> [Working data]

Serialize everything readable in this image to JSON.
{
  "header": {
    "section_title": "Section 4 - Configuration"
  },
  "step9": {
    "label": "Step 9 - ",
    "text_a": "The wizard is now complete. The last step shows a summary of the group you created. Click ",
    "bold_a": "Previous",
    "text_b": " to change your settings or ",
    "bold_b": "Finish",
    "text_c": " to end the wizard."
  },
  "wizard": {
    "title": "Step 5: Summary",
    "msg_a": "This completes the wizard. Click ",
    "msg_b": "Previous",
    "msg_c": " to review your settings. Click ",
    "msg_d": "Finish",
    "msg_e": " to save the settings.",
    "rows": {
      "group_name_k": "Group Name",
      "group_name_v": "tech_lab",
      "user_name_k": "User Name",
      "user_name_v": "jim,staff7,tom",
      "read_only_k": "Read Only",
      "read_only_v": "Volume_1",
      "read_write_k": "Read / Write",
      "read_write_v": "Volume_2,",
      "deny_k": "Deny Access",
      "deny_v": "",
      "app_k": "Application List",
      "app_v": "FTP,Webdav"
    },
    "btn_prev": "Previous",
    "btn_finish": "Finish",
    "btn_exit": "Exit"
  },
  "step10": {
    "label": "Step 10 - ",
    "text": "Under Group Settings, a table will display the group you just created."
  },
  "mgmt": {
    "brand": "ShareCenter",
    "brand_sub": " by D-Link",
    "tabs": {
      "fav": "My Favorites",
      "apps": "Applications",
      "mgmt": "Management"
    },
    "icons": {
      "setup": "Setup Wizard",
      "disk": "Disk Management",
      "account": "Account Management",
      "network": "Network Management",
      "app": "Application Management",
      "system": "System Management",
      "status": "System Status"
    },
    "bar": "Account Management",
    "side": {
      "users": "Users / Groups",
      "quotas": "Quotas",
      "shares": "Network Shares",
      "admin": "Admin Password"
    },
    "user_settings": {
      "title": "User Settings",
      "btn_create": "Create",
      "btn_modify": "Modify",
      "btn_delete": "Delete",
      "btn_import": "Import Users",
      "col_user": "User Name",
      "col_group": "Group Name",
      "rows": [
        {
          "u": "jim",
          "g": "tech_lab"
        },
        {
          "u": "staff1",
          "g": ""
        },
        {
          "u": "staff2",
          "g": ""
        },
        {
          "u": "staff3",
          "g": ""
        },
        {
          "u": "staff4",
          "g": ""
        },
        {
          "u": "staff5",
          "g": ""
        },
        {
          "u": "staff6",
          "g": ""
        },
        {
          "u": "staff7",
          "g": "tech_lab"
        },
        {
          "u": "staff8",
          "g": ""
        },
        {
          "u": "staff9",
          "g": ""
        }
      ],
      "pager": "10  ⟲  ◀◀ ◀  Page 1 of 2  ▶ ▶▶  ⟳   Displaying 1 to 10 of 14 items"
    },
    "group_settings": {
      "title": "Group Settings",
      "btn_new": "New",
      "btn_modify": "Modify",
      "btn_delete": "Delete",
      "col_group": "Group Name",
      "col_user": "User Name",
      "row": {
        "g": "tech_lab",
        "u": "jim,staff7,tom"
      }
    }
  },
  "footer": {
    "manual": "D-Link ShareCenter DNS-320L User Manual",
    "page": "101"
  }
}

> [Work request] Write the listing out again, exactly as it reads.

> [Exercise output]
Serialize everything readable in this image to JSON.
{
  "header": {
    "section_title": "Section 4 - Configuration"
  },
  "step9": {
    "label": "Step 9 - ",
    "text_a": "The wizard is now complete. The last step shows a summary of the group you created. Click ",
    "bold_a": "Previous",
    "text_b": " to change your settings or ",
    "bold_b": "Finish",
    "text_c": " to end the wizard."
  },
  "wizard": {
    "title": "Step 5: Summary",
    "msg_a": "This completes the wizard. Click ",
    "msg_b": "Previous",
    "msg_c": " to review your settings. Click ",
    "msg_d": "Finish",
    "msg_e": " to save the settings.",
    "rows": {
      "group_name_k": "Group Name",
      "group_name_v": "tech_lab",
      "user_name_k": "User Name",
      "user_name_v": "jim,staff7,tom",
      "read_only_k": "Read Only",
      "read_only_v": "Volume_1",
      "read_write_k": "Read / Write",
      "read_write_v": "Volume_2,",
      "deny_k": "Deny Access",
      "deny_v": "",
      "app_k": "Application List",
      "app_v": "FTP,Webdav"
    },
    "btn_prev": "Previous",
    "btn_finish": "Finish",
    "btn_exit": "Exit"
  },
  "step10": {
    "label": "Step 10 - ",
    "text": "Under Group Settings, a table will display the group you just created."
  },
  "mgmt": {
    "brand": "ShareCenter",
    "brand_sub": " by D-Link",
    "tabs": {
      "fav": "My Favorites",
      "apps": "Applications",
      "mgmt": "Management"
    },
    "icons": {
      "setup": "Setup Wizard",
      "disk": "Disk Management",
      "account": "Account Management",
      "network": "Network Management",
      "app": "Application Management",
      "system": "System Management",
      "status": "System Status"
    },
    "bar": "Account Management",
    "side": {
      "users": "Users / Groups",
      "quotas": "Quotas",
      "shares": "Network Shares",
      "admin": "Admin Password"
    },
    "user_settings": {
      "title": "User Settings",
      "btn_create": "Create",
      "btn_modify": "Modify",
      "btn_delete": "Delete",
      "btn_import": "Import Users",
      "col_user": "User Name",
      "col_group": "Group Name",
      "rows": [
        {
          "u": "jim",
          "g": "tech_lab"
        },
        {
          "u": "staff1",
          "g": ""
        },
        {
          "u": "staff2",
          "g": ""
        },
        {
          "u": "staff3",
          "g": ""
        },
        {
          "u": "staff4",
          "g": ""
        },
        {
          "u": "staff5",
          "g": ""
        },
        {
          "u": "staff6",
          "g": ""
        },
        {
          "u": "staff7",
          "g": "tech_lab"
        },
        {
          "u": "staff8",
          "g": ""
        },
        {
          "u": "staff9",
          "g": ""
        }
      ],
      "pager": "10  ⟲  ◀◀ ◀  Page 1 of 2  ▶ ▶▶  ⟳   Displaying 1 to 10 of 14 items"
    },
    "group_settings": {
      "title": "Group Settings",
      "btn_new": "New",
      "btn_modify": "Modify",
      "btn_delete": "Delete",
      "col_group": "Group Name",
      "col_user": "User Name",
      "row": {
        "g": "tech_lab",
        "u": "jim,staff7,tom"
      }
    }
  },
  "footer": {
    "manual": "D-Link ShareCenter DNS-320L User Manual",
    "page": "101"
  }
}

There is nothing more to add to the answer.